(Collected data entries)
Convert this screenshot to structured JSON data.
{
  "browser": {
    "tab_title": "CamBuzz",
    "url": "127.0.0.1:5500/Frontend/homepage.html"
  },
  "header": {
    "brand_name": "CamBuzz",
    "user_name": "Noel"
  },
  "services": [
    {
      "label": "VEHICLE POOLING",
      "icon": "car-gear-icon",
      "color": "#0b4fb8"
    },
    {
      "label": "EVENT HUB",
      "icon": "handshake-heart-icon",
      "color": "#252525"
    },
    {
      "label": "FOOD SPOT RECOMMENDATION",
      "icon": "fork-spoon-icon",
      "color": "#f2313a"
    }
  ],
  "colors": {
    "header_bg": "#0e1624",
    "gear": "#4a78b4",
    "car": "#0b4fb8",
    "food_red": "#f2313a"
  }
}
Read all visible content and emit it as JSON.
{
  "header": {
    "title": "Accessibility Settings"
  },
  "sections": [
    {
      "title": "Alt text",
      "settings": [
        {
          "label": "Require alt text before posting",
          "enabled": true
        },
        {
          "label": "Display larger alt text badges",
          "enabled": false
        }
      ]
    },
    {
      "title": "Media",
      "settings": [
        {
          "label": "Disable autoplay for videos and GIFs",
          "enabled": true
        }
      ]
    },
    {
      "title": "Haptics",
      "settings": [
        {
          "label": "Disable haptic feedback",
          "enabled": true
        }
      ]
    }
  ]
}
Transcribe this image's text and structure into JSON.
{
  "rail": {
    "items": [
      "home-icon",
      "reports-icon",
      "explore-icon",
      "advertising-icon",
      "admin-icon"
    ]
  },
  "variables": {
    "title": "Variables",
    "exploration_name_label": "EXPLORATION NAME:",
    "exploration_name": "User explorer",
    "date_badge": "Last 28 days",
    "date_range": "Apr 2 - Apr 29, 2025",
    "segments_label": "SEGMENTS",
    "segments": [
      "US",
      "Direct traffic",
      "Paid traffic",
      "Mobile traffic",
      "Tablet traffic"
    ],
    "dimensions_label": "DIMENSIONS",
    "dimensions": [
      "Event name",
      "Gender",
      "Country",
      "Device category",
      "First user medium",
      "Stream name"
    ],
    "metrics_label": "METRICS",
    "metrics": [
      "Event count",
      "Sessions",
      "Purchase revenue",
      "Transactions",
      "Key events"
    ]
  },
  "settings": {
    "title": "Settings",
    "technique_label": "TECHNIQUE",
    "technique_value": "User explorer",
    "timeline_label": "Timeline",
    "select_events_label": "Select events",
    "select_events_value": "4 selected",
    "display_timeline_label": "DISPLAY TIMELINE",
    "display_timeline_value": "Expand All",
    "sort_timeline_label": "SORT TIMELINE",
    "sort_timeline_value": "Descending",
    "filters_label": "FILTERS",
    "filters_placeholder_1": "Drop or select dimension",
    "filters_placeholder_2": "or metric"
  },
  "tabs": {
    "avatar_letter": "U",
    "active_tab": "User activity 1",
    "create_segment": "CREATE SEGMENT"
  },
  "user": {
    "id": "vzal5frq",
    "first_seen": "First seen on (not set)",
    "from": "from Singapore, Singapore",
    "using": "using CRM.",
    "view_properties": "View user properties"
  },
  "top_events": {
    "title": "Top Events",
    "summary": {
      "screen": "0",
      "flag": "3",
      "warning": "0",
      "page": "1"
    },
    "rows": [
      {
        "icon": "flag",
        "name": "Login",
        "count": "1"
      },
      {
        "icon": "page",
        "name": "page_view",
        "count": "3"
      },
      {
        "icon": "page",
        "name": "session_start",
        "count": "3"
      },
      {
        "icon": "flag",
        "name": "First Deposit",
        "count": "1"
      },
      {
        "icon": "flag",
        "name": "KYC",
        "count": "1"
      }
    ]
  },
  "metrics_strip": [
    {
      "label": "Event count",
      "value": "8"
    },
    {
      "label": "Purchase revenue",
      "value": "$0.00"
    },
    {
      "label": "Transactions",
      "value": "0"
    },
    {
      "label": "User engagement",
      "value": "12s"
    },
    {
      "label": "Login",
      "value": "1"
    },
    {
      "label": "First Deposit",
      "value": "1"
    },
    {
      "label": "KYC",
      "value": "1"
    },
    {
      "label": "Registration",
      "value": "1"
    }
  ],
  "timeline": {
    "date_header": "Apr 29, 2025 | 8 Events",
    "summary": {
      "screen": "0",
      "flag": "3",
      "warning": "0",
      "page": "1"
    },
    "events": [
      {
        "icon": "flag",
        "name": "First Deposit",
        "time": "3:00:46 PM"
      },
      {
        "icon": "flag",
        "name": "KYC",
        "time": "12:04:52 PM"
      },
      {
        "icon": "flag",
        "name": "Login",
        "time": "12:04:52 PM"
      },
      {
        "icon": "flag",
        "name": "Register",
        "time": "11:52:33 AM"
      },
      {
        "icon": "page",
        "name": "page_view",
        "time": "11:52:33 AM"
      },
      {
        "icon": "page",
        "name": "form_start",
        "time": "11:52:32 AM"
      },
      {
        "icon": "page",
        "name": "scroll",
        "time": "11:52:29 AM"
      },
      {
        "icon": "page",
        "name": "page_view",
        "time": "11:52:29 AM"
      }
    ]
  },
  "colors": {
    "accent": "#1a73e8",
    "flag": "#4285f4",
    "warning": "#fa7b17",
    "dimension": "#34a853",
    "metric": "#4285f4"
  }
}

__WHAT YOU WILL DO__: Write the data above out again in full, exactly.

__PROBLEM SOLUTION__:
Convert this screenshot to structured JSON data.
{
  "browser": {
    "tab_title": "CamBuzz",
    "url": "127.0.0.1:5500/Frontend/homepage.html"
  },
  "header": {
    "brand_name": "CamBuzz",
    "user_name": "Noel"
  },
  "services": [
    {
      "label": "VEHICLE POOLING",
      "icon": "car-gear-icon",
      "color": "#0b4fb8"
    },
    {
      "label": "EVENT HUB",
      "icon": "handshake-heart-icon",
      "color": "#252525"
    },
    {
      "label": "FOOD SPOT RECOMMENDATION",
      "icon": "fork-spoon-icon",
      "color": "#f2313a"
    }
  ],
  "colors": {
    "header_bg": "#0e1624",
    "gear": "#4a78b4",
    "car": "#0b4fb8",
    "food_red": "#f2313a"
  }
}
Read all visible content and emit it as JSON.
{
  "header": {
    "title": "Accessibility Settings"
  },
  "sections": [
    {
      "title": "Alt text",
      "settings": [
        {
          "label": "Require alt text before posting",
          "enabled": true
        },
        {
          "label": "Display larger alt text badges",
          "enabled": false
        }
      ]
    },
    {
      "title": "Media",
      "settings": [
        {
          "label": "Disable autoplay for videos and GIFs",
          "enabled": true
        }
      ]
    },
    {
      "title": "Haptics",
      "settings": [
        {
          "label": "Disable haptic feedback",
          "enabled": true
        }
      ]
    }
  ]
}
Transcribe this image's text and structure into JSON.
{
  "rail": {
    "items": [
      "home-icon",
      "reports-icon",
      "explore-icon",
      "advertising-icon",
      "admin-icon"
    ]
  },
  "variables": {
    "title": "Variables",
    "exploration_name_label": "EXPLORATION NAME:",
    "exploration_name": "User explorer",
    "date_badge": "Last 28 days",
    "date_range": "Apr 2 - Apr 29, 2025",
    "segments_label": "SEGMENTS",
    "segments": [
      "US",
      "Direct traffic",
      "Paid traffic",
      "Mobile traffic",
      "Tablet traffic"
    ],
    "dimensions_label": "DIMENSIONS",
    "dimensions": [
      "Event name",
      "Gender",
      "Country",
      "Device category",
      "First user medium",
      "Stream name"
    ],
    "metrics_label": "METRICS",
    "metrics": [
      "Event count",
      "Sessions",
      "Purchase revenue",
      "Transactions",
      "Key events"
    ]
  },
  "settings": {
    "title": "Settings",
    "technique_label": "TECHNIQUE",
    "technique_value": "User explorer",
    "timeline_label": "Timeline",
    "select_events_label": "Select events",
    "select_events_value": "4 selected",
    "display_timeline_label": "DISPLAY TIMELINE",
    "display_timeline_value": "Expand All",
    "sort_timeline_label": "SORT TIMELINE",
    "sort_timeline_value": "Descending",
    "filters_label": "FILTERS",
    "filters_placeholder_1": "Drop or select dimension",
    "filters_placeholder_2": "or metric"
  },
  "tabs": {
    "avatar_letter": "U",
    "active_tab": "User activity 1",
    "create_segment": "CREATE SEGMENT"
  },
  "user": {
    "id": "vzal5frq",
    "first_seen": "First seen on (not set)",
    "from": "from Singapore, Singapore",
    "using": "using CRM.",
    "view_properties": "View user properties"
  },
  "top_events": {
    "title": "Top Events",
    "summary": {
      "screen": "0",
      "flag": "3",
      "warning": "0",
      "page": "1"
    },
    "rows": [
      {
        "icon": "flag",
        "name": "Login",
        "count": "1"
      },
      {
        "icon": "page",
        "name": "page_view",
        "count": "3"
      },
      {
        "icon": "page",
        "name": "session_start",
        "count": "3"
      },
      {
        "icon": "flag",
        "name": "First Deposit",
        "count": "1"
      },
      {
        "icon": "flag",
        "name": "KYC",
        "count": "1"
      }
    ]
  },
  "metrics_strip": [
    {
      "label": "Event count",
      "value": "8"
    },
    {
      "label": "Purchase revenue",
      "value": "$0.00"
    },
    {
      "label": "Transactions",
      "value": "0"
    },
    {
      "label": "User engagement",
      "value": "12s"
    },
    {
      "label": "Login",
      "value": "1"
    },
    {
      "label": "First Deposit",
      "value": "1"
    },
    {
      "label": "KYC",
      "value": "1"
    },
    {
      "label": "Registration",
      "value": "1"
    }
  ],
  "timeline": {
    "date_header": "Apr 29, 2025 | 8 Events",
    "summary": {
      "screen": "0",
      "flag": "3",
      "warning": "0",
      "page": "1"
    },
    "events": [
      {
        "icon": "flag",
        "name": "First Deposit",
        "time": "3:00:46 PM"
      },
      {
        "icon": "flag",
        "name": "KYC",
        "time": "12:04:52 PM"
      },
      {
        "icon": "flag",
        "name": "Login",
        "time": "12:04:52 PM"
      },
      {
        "icon": "flag",
        "name": "Register",
        "time": "11:52:33 AM"
      },
      {
        "icon": "page",
        "name": "page_view",
        "time": "11:52:33 AM"
      },
      {
        "icon": "page",
        "name": "form_start",
        "time": "11:52:32 AM"
      },
      {
        "icon": "page",
        "name": "scroll",
        "time": "11:52:29 AM"
      },
      {
        "icon": "page",
        "name": "page_view",
        "time": "11:52:29 AM"
      }
    ]
  },
  "colors": {
    "accent": "#1a73e8",
    "flag": "#4285f4",
    "warning": "#fa7b17",
    "dimension": "#34a853",
    "metric": "#4285f4"
  }
}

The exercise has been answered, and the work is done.